"There'll be a moment when they'll have to ask themselves that question: are we prepared to take this on? I suspect they will.
"Whether it's good enough or works on the day remains to be seen."
When news of Australia's 242 run defeat at Trent Bridge last year - when England posted a word record 481 - was relayed to him by his son, Border thought his progeny "had been smoking hoochy coochy".
"I thought, nah, you can't make 480, that's rubbish. Then he told me 'they should have made 500 but Joe Root was rooting around …'
"There's no secret, they're just going to come at you hard. It's going to be hard for the bowling group to hold their own against that onslaught.
"England is a place where [a 500 plus score] can happen."
England's No. 1 world status and otherworldly batting strength guarantees nothing, however.
Favourites don't always win. Border knows that from first-hand experience, admitting it would be "telling porkie pies if you said we got on the plane convinced we were going to win (in 87)".
Instead "strong discipline, a work ethic at training the basics" was the foundation upon which success was built.
"It sound ridiculous, like you're an under-15 team or something, but it works," says Border.
"It's the first time we started to think about a specific game plan. We played a lot of one day cricket but generally speaking [before the 1987 World Cup] you just went in and played, and individual talents got you through."
Lee, too, believes that in elite sport there is no substitute for hard work and the right mental approach.
With small boundaries and white balls with little offer of lateral movement, successful sides in England will be those who can restrict the excesses of opponents' big hitting.
"The team that wins a World Cup is a good fielding unit," says Lee, "because that shows they've trained well, they've prepared well, they're hungry.
"Yes it's good to go out and score runs and take wickets, that's what wins you the game, but at the end of the day it's how you present yourself as a team, too.
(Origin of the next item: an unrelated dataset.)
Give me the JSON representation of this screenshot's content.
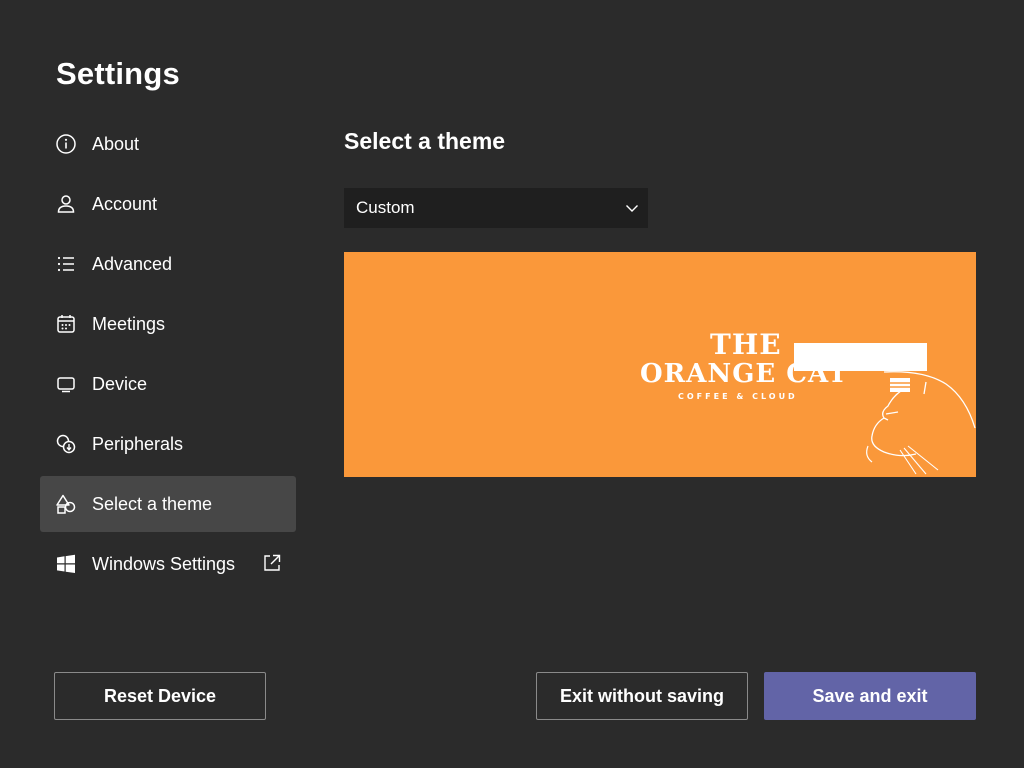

We were a great fielding unit (in 2003), and I want the Aussies to make sure they lead from the front with their fielding."
With Justin Langer in charge this seems a given.
"I suspect he'll be well planned, methodical in landmarks he wants to hit and strive for and when they get to that, moving to the next one but having it broken down a little bit," says Gilchrist of Australia's coach.
"You've just got to be lowering the eyes a bit, don't be looking at the World Cup sitting over there, look what's in front of it first and break that down.
"That's probably the formula we used most regularly. Just breaking down the tournament in to small stages to eventually get a chance at the ultimate goal."
An eighth final and sixth title is there for the taking in as open a field as see at any modern World Cup. As long as Finch and Langer are able to successfully draw on the many, many lessons of the past.